Algorithms are currently upending the entire process of solving problems. The term “flexon” is key to this change. A flexon is defined as a flexible object that generates a novel solution, according to McKinsey and Company. Instead of paying for human employees who “think on their feet,” companies are now investing in individuals who can program flexons to generate solutions using algorithms. In the book, “The Design of Insight: How to Solve Any Business Problem,” Moldoveanu and Leclerc note that, “The information processing flexon sees various parts of a business as distributed problem-solving tasks. Information processing is a computation that acts on unprocessed information (data) to produce processed information (predictions, root cause analyses, product designs, action plans).” Problems are handled with algorithms, and important solutions are created.

There are many ways that the flexon approach improves upon the traditional way of solving problems. In the work environment, flexons actually enhance the concept of experience in an employee by quantifying the past experiences that shape a person’s actions in the future.

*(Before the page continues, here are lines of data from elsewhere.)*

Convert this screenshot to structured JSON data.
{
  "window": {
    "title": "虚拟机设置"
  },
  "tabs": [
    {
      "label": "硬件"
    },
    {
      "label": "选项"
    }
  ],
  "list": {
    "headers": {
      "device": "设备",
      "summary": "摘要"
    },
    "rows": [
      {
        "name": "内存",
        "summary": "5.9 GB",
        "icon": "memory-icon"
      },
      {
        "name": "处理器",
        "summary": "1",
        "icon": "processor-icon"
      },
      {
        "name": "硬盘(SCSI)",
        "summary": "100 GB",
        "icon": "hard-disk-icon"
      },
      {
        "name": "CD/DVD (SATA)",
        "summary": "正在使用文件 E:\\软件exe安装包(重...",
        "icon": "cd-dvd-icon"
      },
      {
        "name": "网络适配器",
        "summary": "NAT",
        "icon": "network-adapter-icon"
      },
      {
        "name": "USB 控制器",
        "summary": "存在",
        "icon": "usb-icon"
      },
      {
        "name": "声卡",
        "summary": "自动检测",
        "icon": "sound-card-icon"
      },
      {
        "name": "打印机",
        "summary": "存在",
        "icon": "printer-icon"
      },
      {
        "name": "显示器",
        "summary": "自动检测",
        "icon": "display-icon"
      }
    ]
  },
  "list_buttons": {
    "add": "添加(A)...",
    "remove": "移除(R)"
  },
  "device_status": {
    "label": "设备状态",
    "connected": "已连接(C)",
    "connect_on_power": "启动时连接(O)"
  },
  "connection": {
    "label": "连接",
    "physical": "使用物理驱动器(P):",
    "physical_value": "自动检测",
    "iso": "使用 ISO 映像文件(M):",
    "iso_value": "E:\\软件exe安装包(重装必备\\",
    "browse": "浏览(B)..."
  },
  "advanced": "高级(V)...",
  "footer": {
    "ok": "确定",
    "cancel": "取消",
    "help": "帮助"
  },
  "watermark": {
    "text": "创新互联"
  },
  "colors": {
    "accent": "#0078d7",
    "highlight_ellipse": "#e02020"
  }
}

Instead of relying on hazy memories and emotionally charged interpretations of past events, flexons see those events clearly, analyze them objectively and present information based on hard statistics about how to move forward.

Learning to Make Computers Think

Opponents of advanced computing might say that computers do not have the ability to think in real time, like a human might. This is where the concept of the “evolutionary flexon” comes into play. The evolutionary flexon, which encourages “disciplined guessing” according to Moldoveanu and Leclerc, creates a number of scenarios that business owners can manipulate to come up with important answers – and then determines which guesses will survive. According to McKinsey and Company, the success of these flexons “rests on the power of generating diversity by introducing randomness and parallelization into the search procedure and quickly filtering out suboptimal solutions.” It makes problem solving not only more effective, but also more precise.

Business leaders are beginning to recognize the power of algorithms to change the way they make decisions and work toward success. Executives are looking to individuals who know how to make computers think in addition to those who already focus on creative solutions. If you are interested in learning more about working with algorithms in the business world, visit UAB’s Collat School of Business to get started and learn more about their online Bachelor of Science in Information Systems degree.